A rustic stone cottage at the entrance to the historic site that once housed the prison’s overseer is now a museum offering informative insights into the lives of female convicts in the mid-1800s. Upon arriving at the Ross Female Factory cast your eyes across the grassy expanse and try to imagine the clusters of stone buildings that on​​ce stood here, including a chapel, nurseries, workrooms and solitary confinement cells.

The Ross Female Factory was one of four female workhouses established in Tasmania:

The Cascade Factory,​ Degraves Street, South Hobart (1829): this Factory is an Historic Site managed by the Parks & Wildlife Service. An interpretation display is provided for visitors.

The Launceston Factory (1832): this Factory was demolished in the 1930s, and built-over by Launceston College. The well, and an original sandstone perimeter wall remain.

The George Town Factory (1829): this Factory was occupied for only a short period in a house rented from a local clergyman. After the Launceston Factory was opened, George Town was closed.
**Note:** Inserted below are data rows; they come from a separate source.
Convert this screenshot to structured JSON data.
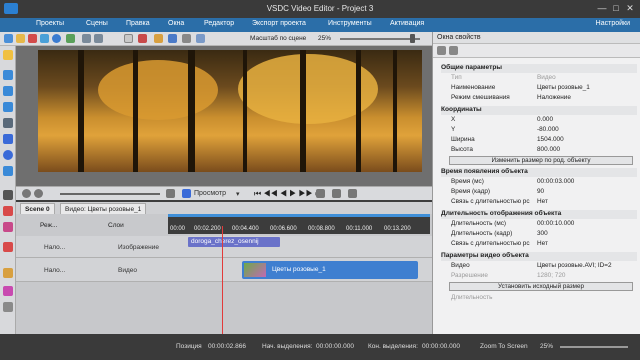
{
  "window": {
    "title": "VSDC Video Editor - Project 3",
    "min": "—",
    "max": "□",
    "close": "✕"
  },
  "menu": {
    "items": [
      "Проекты",
      "Сцены",
      "Правка",
      "Окна",
      "Редактор",
      "Экспорт проекта",
      "Инструменты",
      "Активация"
    ],
    "settings": "Настройки"
  },
  "toolbar": {
    "zoom_label": "Масштаб по сцене",
    "zoom_value": "25%"
  },
  "preview": {
    "label": "Просмотр"
  },
  "tabs": {
    "scene": "Scene 0",
    "clip": "Видео: Цветы розовые_1"
  },
  "timeline": {
    "layers_label": "Слои",
    "ruler_ticks": [
      "00:00",
      "00:02.200",
      "00:04.400",
      "00:06.600",
      "00:08.800",
      "00:11.000",
      "00:13.200"
    ],
    "rows": [
      {
        "blend": "Нало...",
        "type": "Изображение",
        "clip": "doroga_cherez_osennij"
      },
      {
        "blend": "Нало...",
        "type": "Видео",
        "clip": "Цветы розовые_1"
      }
    ],
    "head_blend": "Реж..."
  },
  "status": {
    "position_label": "Позиция",
    "position": "00:00:02.866",
    "sel_start_label": "Нач. выделения:",
    "sel_start": "00:00:00.000",
    "sel_end_label": "Кон. выделения:",
    "sel_end": "00:00:00.000",
    "zoom_to_screen": "Zoom To Screen",
    "zoom": "25%"
  },
  "properties": {
    "title": "Окна свойств",
    "general": {
      "header": "Общие параметры",
      "type_k": "Тип",
      "type_v": "Видео",
      "name_k": "Наименование",
      "name_v": "Цветы розовые_1",
      "blend_k": "Режим смешивания",
      "blend_v": "Наложение"
    },
    "coords": {
      "header": "Координаты",
      "x_k": "X",
      "x_v": "0.000",
      "y_k": "Y",
      "y_v": "-80.000",
      "w_k": "Ширина",
      "w_v": "1504.000",
      "h_k": "Высота",
      "h_v": "800.000",
      "btn": "Изменить размер по род. объекту"
    },
    "appear": {
      "header": "Время появления объекта",
      "ms_k": "Время (мс)",
      "ms_v": "00:00:03.000",
      "fr_k": "Время (кадр)",
      "fr_v": "90",
      "link_k": "Связь с длительностью рс",
      "link_v": "Нет"
    },
    "duration": {
      "header": "Длительность отображения объекта",
      "ms_k": "Длительность (мс)",
      "ms_v": "00:00:10.000",
      "fr_k": "Длительность (кадр)",
      "fr_v": "300",
      "link_k": "Связь с длительностью рс",
      "link_v": "Нет"
    },
    "video": {
      "header": "Параметры видео объекта",
      "vid_k": "Видео",
      "vid_v": "Цветы розовые.AVI; ID=2",
      "res_k": "Разрешение",
      "res_v": "1280; 720",
      "btn": "Установить исходный размер",
      "dur_k": "Длительность"
    }
  }
}
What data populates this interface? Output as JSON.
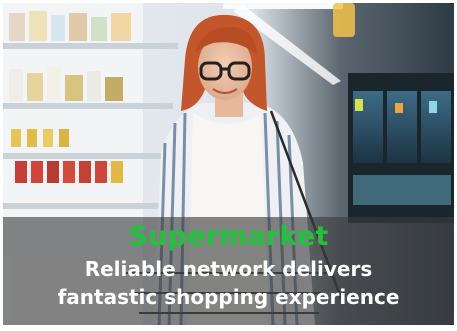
{
  "card": {
    "category": "Supermarket",
    "headline_line1": "Reliable network delivers",
    "headline_line2": "fantastic shopping experience"
  },
  "colors": {
    "category_green": "#1fc43a",
    "caption_overlay": "#3c3c3c",
    "headline_text": "#ffffff"
  }
}
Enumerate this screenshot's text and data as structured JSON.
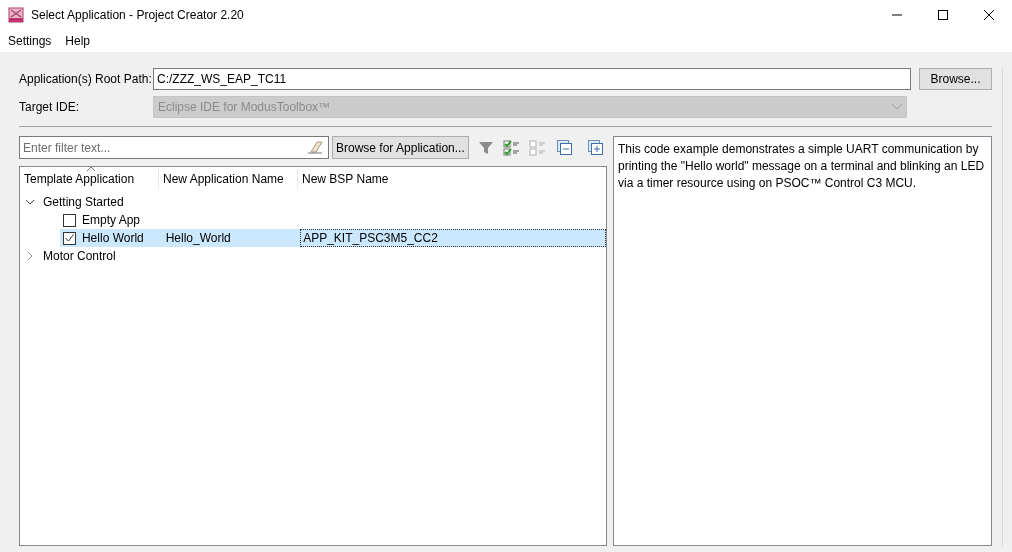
{
  "window": {
    "title": "Select Application - Project Creator 2.20"
  },
  "menu": [
    "Settings",
    "Help"
  ],
  "root_path": {
    "label": "Application(s) Root Path:",
    "value": "C:/ZZZ_WS_EAP_TC11",
    "button": "Browse..."
  },
  "target_ide": {
    "label": "Target IDE:",
    "value": "Eclipse IDE for ModusToolbox™",
    "disabled": true
  },
  "filter": {
    "placeholder": "Enter filter text...",
    "button": "Browse for Application..."
  },
  "tree": {
    "columns": [
      "Template Application",
      "New Application Name",
      "New BSP Name"
    ],
    "items": [
      {
        "label": "Getting Started",
        "expanded": true,
        "children": [
          {
            "label": "Empty App",
            "checked": false,
            "selected": false
          },
          {
            "label": "Hello World",
            "checked": true,
            "selected": true,
            "app_name": "Hello_World",
            "bsp_name": "APP_KIT_PSC3M5_CC2"
          }
        ]
      },
      {
        "label": "Motor Control",
        "expanded": false
      }
    ]
  },
  "description": "This code example demonstrates a simple UART communication by printing the \"Hello world\" message on a terminal and blinking an LED via a timer resource using on PSOC™ Control C3 MCU."
}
The Ross Female Factory (1847): this Factory was adapted from an 1842 Road Gang Station built for male convicts. Although little architecture remains above the ground, Ross Factory is the most archaeologically intact female convict site in Australia.​